### The problem
Only the line containing "What's the underlying" and the lines after it, through the end of the entries, should be output exactly.

### Provided data

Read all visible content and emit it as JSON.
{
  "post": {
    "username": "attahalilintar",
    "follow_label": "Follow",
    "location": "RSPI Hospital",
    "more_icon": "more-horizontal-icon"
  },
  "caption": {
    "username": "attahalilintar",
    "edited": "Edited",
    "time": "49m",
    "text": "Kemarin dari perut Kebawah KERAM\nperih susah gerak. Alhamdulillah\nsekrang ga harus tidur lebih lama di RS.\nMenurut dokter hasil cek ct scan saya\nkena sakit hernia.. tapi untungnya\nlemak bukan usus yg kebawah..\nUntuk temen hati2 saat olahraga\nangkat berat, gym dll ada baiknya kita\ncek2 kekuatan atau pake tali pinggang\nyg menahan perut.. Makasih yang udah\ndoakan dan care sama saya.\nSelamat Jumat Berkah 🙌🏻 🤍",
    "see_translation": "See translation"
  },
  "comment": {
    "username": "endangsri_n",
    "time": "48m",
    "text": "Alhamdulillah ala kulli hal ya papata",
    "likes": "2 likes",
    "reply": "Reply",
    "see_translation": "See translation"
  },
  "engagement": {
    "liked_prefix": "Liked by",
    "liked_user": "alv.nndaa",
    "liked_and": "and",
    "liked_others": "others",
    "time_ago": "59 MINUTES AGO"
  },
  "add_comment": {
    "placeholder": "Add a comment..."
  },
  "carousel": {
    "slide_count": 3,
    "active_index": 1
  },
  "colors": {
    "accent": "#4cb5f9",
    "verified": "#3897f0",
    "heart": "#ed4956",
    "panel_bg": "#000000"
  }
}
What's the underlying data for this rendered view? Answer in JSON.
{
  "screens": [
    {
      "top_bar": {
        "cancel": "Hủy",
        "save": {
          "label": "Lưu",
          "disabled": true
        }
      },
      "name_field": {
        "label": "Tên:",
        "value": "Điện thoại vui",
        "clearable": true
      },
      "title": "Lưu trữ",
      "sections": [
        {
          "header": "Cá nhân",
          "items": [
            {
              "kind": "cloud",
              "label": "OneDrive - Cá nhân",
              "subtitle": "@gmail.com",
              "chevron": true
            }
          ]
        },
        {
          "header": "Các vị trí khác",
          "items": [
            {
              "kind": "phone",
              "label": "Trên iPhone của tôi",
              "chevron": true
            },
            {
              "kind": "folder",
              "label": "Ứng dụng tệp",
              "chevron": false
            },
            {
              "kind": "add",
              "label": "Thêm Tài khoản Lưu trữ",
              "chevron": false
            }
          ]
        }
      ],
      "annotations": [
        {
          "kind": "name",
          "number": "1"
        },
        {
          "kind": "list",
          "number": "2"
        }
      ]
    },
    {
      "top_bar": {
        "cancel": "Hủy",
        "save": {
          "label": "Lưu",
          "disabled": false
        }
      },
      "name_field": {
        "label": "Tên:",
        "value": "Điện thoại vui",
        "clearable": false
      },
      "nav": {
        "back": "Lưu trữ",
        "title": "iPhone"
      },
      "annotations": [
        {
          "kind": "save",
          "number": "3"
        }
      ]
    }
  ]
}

### Answer section
What's the underlying data for this rendered view? Answer in JSON.
{
  "screens": [
    {
      "top_bar": {
        "cancel": "Hủy",
        "save": {
          "label": "Lưu",
          "disabled": true
        }
      },
      "name_field": {
        "label": "Tên:",
        "value": "Điện thoại vui",
        "clearable": true
      },
      "title": "Lưu trữ",
      "sections": [
        {
          "header": "Cá nhân",
          "items": [
            {
              "kind": "cloud",
              "label": "OneDrive - Cá nhân",
              "subtitle": "@gmail.com",
              "chevron": true
            }
          ]
        },
        {
          "header": "Các vị trí khác",
          "items": [
            {
              "kind": "phone",
              "label": "Trên iPhone của tôi",
              "chevron": true
            },
            {
              "kind": "folder",
              "label": "Ứng dụng tệp",
              "chevron": false
            },
            {
              "kind": "add",
              "label": "Thêm Tài khoản Lưu trữ",
              "chevron": false
            }
          ]
        }
      ],
      "annotations": [
        {
          "kind": "name",
          "number": "1"
        },
        {
          "kind": "list",
          "number": "2"
        }
      ]
    },
    {
      "top_bar": {
        "cancel": "Hủy",
        "save": {
          "label": "Lưu",
          "disabled": false
        }
      },
      "name_field": {
        "label": "Tên:",
        "value": "Điện thoại vui",
        "clearable": false
      },
      "nav": {
        "back": "Lưu trữ",
        "title": "iPhone"
      },
      "annotations": [
        {
          "kind": "save",
          "number": "3"
        }
      ]
    }
  ]
}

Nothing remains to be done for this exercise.